Yoo’s appearance generated controversy prior to Friday’s event, organized by the Law School’s Constitutional Law Center. During his time at the Department of Justice under the Bush administration, Yoo co-authored the “Torture Memos,” which provided legal justification for torturing terrorism suspects. Students handed out pamphlets titled “Why John Yoo should be fired, disbarred and prosecuted” at the entrance to the talk, and similar flyers covered the outer wall next to the entrance of the Law School.
“The problem with John Yoo is that he is the person that devised a legal justification for torture, which is universally considered not only morally reprehensible but illegal,” said Omar Shakir ’07, J.D. ’13. “To have him speak at Stanford Law School legitimizes not only him, but also the criminal conduct he helped to facilitate.”
“We’re not talking about someone who just has a perspective we don’t agree with,” he added. “To have him participate in a talk that is sanctioned by the Constitutional Law Center at the Stanford Law School is a black mark on the Law School and the University.”
Michael McConnell, the Constitutional Law Center’s director who moderated the talk and invited Yoo to campus, defended Yoo’s presence at the Law School.
“A university is a place for inclusion, not exclusion, of controversial ideas and controversial people,” he wrote in an email to The Daily. “[Yoo] is a respected member of the faculty of the University of California at Berkeley and has been invited to speak at dozens of universities around the country.”
“Many students chose to protest the invitation, and, in the best tradition of Stanford, they did so in appropriate places and appropriate ways, which did not interfere with the right of other Stanford students to hear the debate, free of disruption,” he added.
The debate itself saw a spirited discussion between Ramsey and Yoo, centering on the true nature of the distribution of war powers between the president and Congress.
Ramsey’s position was grounded in Article I, Section 8 of the U.S. Constitution, which gives Congress the power to declare war. According to the administration, military action in Libya is not a “war” and thus does not require the country to declare war against the Libyan government.
“The 18th-century sources define ‘war’ very broadly,” Ramsey said. “The international law authorities that wrote at this time…defined war simply as armed conflict between sovereigns.”

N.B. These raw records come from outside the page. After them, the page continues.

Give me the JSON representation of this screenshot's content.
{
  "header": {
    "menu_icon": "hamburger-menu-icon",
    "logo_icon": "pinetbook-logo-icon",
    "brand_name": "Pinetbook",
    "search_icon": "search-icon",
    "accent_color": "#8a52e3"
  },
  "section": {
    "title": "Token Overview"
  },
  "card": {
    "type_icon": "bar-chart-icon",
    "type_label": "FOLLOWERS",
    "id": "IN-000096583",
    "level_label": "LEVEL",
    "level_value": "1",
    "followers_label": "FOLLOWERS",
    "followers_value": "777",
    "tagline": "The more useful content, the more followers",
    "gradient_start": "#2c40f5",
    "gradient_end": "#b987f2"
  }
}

He added that the meaning of the word “declare” did not mean that the president could begin a war, so long as he did not say that the country was at war with another nation.
“This seems like a very odd arrangement to me,” Ramsey said. “The 18th-century meaning of declaring war is quite a bit broader than that.”

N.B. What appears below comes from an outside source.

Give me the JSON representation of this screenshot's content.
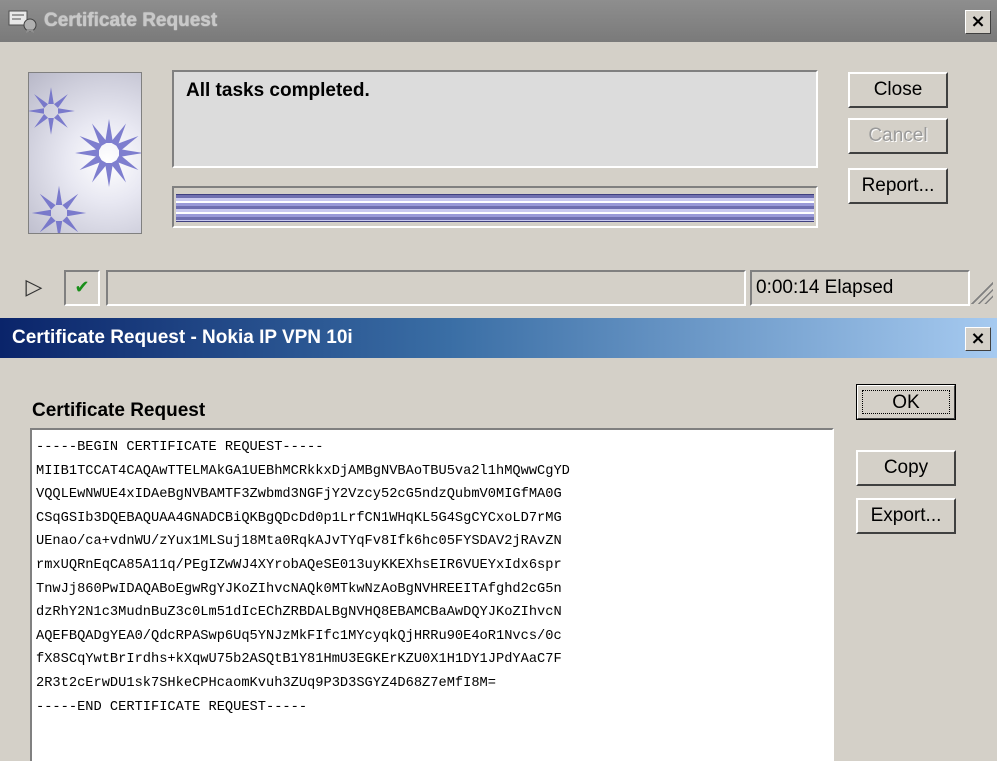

Yoo countered that the president is authorized by the Constitution to respond to attacks on America or its national interest without a Congressional declaration of war, and that Article I, Section 8 was not designed as a check on presidential power.
“[Congress] has created a huge army, navy and air force, which is primarily designed for offensive operations in other people’s countries,” he said. “The president, because of this arrangement, exercises a great deal of initiative and responsibility. However, that does not mean that the president has unfettered power to use that military…Congress [can] cut off funds for any war with which it disagrees.”
Yoo also cited British law that preceded the writing of the U.S. Constitution, where the nation could be at war for quite a while before the legislature actually issued a declaration of war.
“Britain waged six or seven major wars in the 100 years before the Constitution, but they declared war only once before or at the start of hostilities,” he said. “Look at the Declaration of Independence. It is a declaration of war…but Lexington and Concord occurred well over a year before the Declaration of Independence was issued!”